**ABOUT THIS EXERCISE**:
In the entries below, find each line with the word "heading" and return it.

/---

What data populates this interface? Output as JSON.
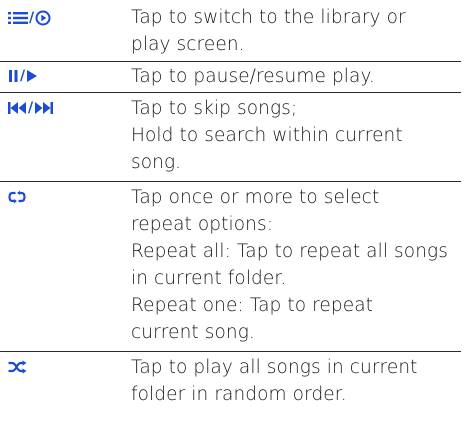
{
  "accent_color": "#1c4bd6",
  "rows": [
    {
      "icon_names": [
        "library-icon",
        "play-screen-icon"
      ],
      "icon_separator": "/",
      "lines": [
        "Tap to switch to the library or",
        "play screen."
      ]
    },
    {
      "icon_names": [
        "pause-icon",
        "play-icon"
      ],
      "icon_separator": "/",
      "lines": [
        "Tap to pause/resume play."
      ]
    },
    {
      "icon_names": [
        "skip-back-icon",
        "skip-forward-icon"
      ],
      "icon_separator": "/",
      "lines": [
        "Tap to skip songs;",
        "Hold to search within current",
        "song."
      ]
    },
    {
      "icon_names": [
        "repeat-icon"
      ],
      "lines": [
        "Tap once or more to select",
        "repeat options:",
        "Repeat all: Tap to repeat all songs",
        "in current folder.",
        "Repeat one: Tap to repeat",
        "current song."
      ]
    },
    {
      "icon_names": [
        "shuffle-icon"
      ],
      "lines": [
        "Tap to play all songs in current",
        "folder in random order."
      ]
    }
  ]
}
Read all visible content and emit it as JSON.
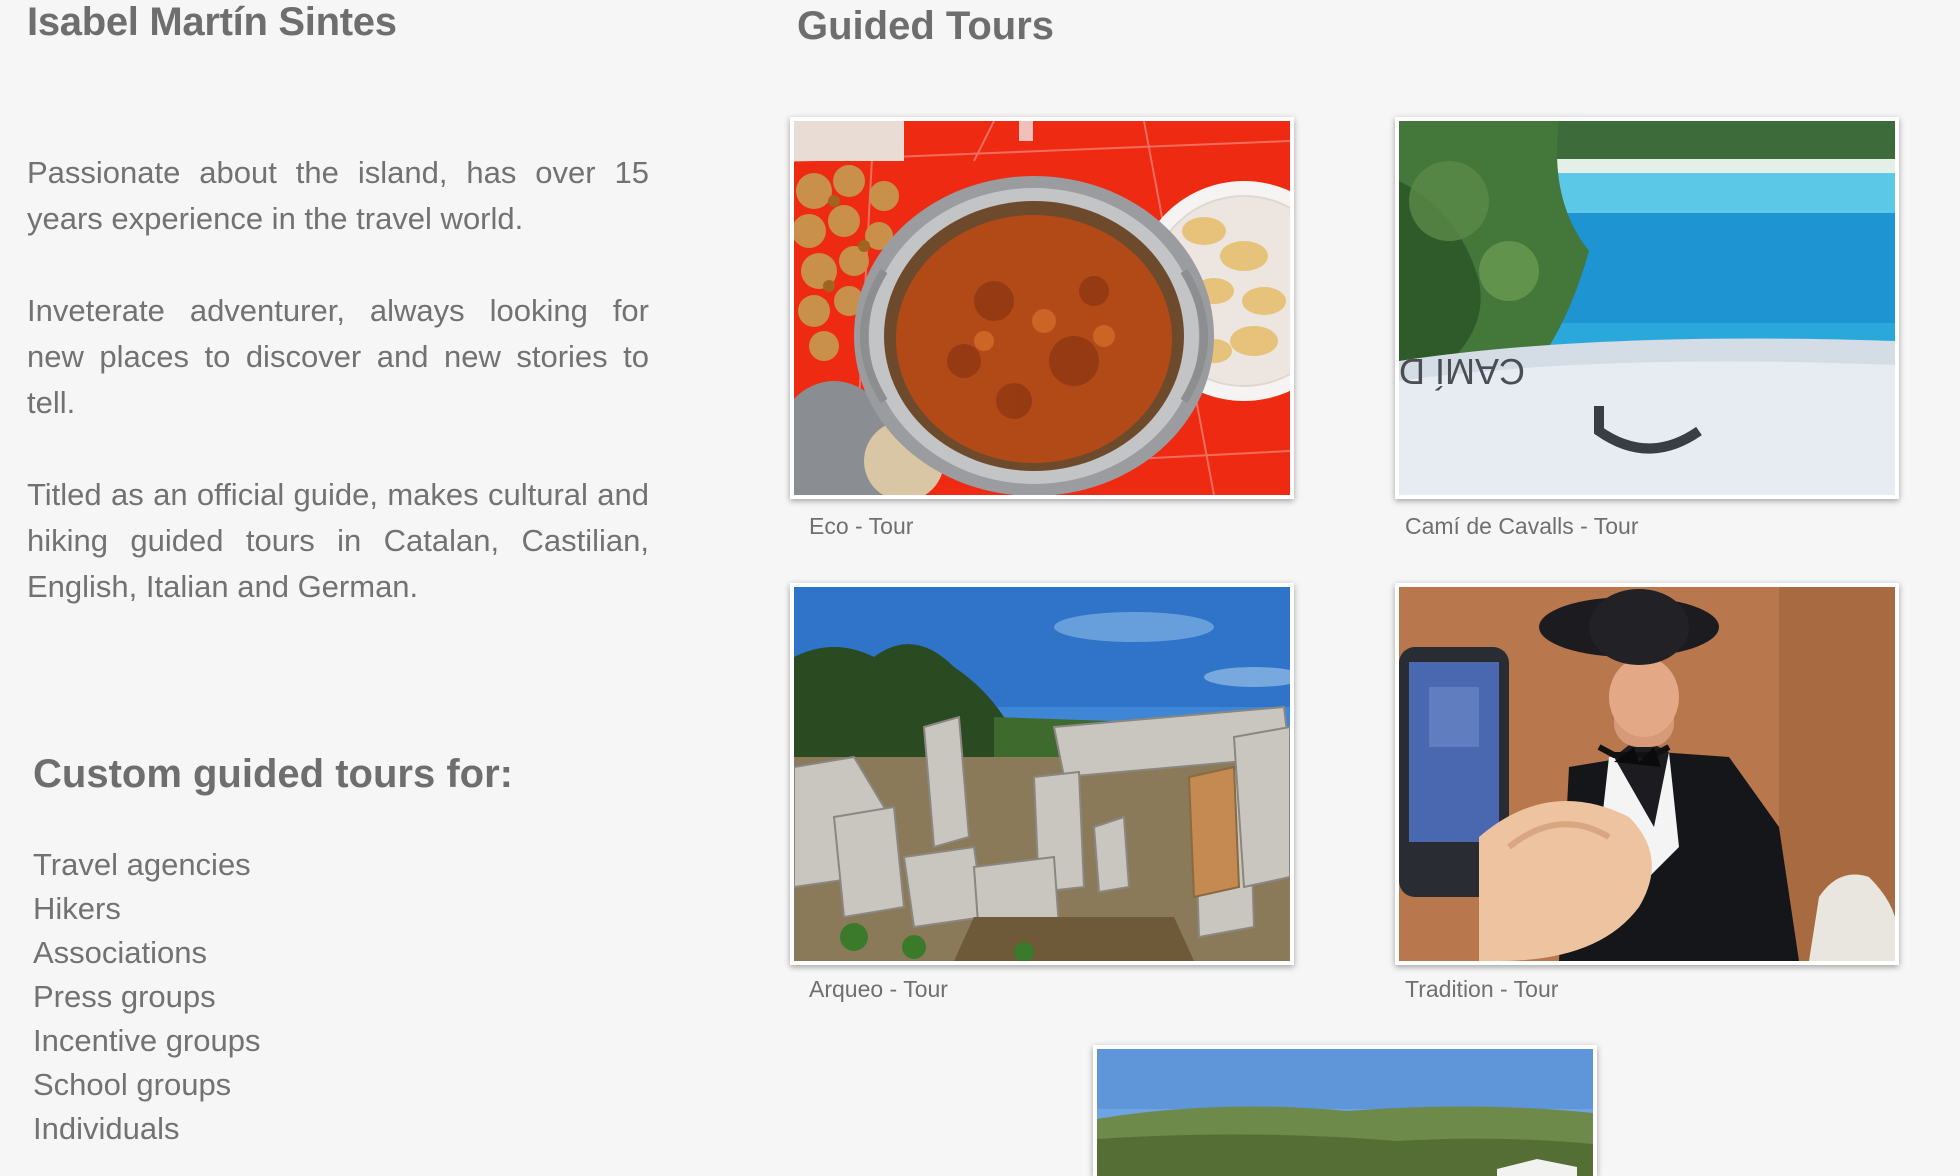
{
  "profile": {
    "name": "Isabel Martín Sintes",
    "bio": [
      "Passionate about the island, has over 15 years experience in the travel world.",
      "Inveterate adventurer, always looking for new places to discover and new  stories to tell.",
      "Titled as an official guide, makes cultural and hiking guided tours in Catalan, Castilian, English, Italian and German."
    ]
  },
  "custom": {
    "heading": "Custom guided tours for:",
    "items": [
      "Travel agencies",
      "Hikers",
      "Associations",
      "Press groups",
      "Incentive groups",
      "School groups",
      "Individuals"
    ]
  },
  "tours": {
    "heading": "Guided Tours",
    "items": [
      {
        "label": "Eco - Tour"
      },
      {
        "label": "Camí de Cavalls - Tour",
        "sign_text": "CAMÍ DE CAVA"
      },
      {
        "label": "Arqueo - Tour"
      },
      {
        "label": "Tradition - Tour"
      },
      {
        "label": ""
      }
    ]
  },
  "colors": {
    "background": "#f7f6f6",
    "text": "#727272",
    "heading": "#6e6e6e"
  }
}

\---

**TASK OUTPUT**:
    "heading": "Custom guided tours for:",
    "heading": "Guided Tours",
    "heading": "#6e6e6e"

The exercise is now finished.